The bear call spread is a vertical spread options strategy where the investor sells a lower strike price call option, represented by point A, and buys a higher strike price call option, point B, within the same expiration month. The investor will receive a premium or credit, as the lower strike price call will have more value than the higher call. An investor entering this trade has a potential profit that is limited to the premium they received when they executed the trade and a potential loss once the stock raises above their short strike price in an amount larger than the premium they received.
The investor uses this strategy if they believe the market will stay flat or trade lower. The higher call is used as a hedge in case the market does trade higher, so the investor can cap their max loss.
The Bear Call Spread Strategy

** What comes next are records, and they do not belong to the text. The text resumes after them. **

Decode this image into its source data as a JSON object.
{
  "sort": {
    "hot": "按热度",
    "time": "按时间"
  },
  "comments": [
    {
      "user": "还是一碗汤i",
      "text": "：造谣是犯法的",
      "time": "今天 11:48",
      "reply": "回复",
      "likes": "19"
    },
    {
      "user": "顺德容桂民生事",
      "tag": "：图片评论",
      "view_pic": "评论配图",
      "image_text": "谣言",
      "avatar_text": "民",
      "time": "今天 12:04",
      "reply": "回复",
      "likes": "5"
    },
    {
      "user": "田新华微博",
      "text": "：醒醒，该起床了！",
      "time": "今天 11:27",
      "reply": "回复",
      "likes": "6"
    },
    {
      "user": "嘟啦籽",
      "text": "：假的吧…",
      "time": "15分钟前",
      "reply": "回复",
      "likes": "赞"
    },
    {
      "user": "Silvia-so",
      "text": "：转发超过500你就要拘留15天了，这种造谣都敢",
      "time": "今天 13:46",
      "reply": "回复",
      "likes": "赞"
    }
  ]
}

The bear call spread is an options strategy that works by letting the options decay slowly day after day until the expiration date, resulting in both options expiring worthless and the investor and keeping the entire premium. It is best to apply the strategy when it’s expected that a stock will likely trade sideways or drop in price.
This strategy tends to be a favorite among many traders and is suitable for all investors, as it allows them to apply a high probability trade with limited risk. It is best to apply once the stock is already had a sharp move higher and is overbought or if the stock is expected to break down.
It is best to apply the vertical call spread when implied volatility is high, which increases the option pricing, allowing the trader to receive a higher premium on the trade.
The most an investor can expect to make on this trade is the credit or premium they received. If the stock finishes below the lower strike price at expiration, the investor will achieve maximum profit.
The maximum loss can be calculated by taking the difference between the two strike prices minus the premium received. This is reached when the stock price finishes over the higher strike price on the expiration date. Generally, if short calls go into the money, the trader will most likely be assigned the stock position at expiration. However, when calls go deep into the money, there is always a risk of early assignment.
The breakeven for a bear call spread is the lower strike price plus the cost of the trade.
Breakeven = short call strike + premium received
A 55-60 call spread valued at $2 would consist of selling a 55-strike price call and buying a 60 strike price call. Here the $2 premium would represent the max win if the stock stayed below the 55 strike price. Having a $5 wide strike width (60 -55), representing the max loss if the trade finishes above both strike prices, minus the premium received to get into the trade, in our example $2, leaving the investor with a max loss of $3.
Time decay is working for the investor if the call spread is out of the money because they want the trade to expire, allowing them to keep the full premium received. Time will be working against the investor if the vertical has both strikes in the money because they would want this trade to continue, giving them more time for the stock to drop in price.
This is a great strategy to use if the investor feels a stock is moving sideways lower, but not sure on their timing or wants to giving themselves a cushion in case the market moves sideways or trades up slightly.
Many traders flocked to the bear call spread due to its high probability of success and limited risk, but if the stock does move against a trader, it can cost them far more than their initial investment. For those looking to execute a spread with a lower probability of success, but a much lower potential loss, they should consider the bear put spread or the bull call spread.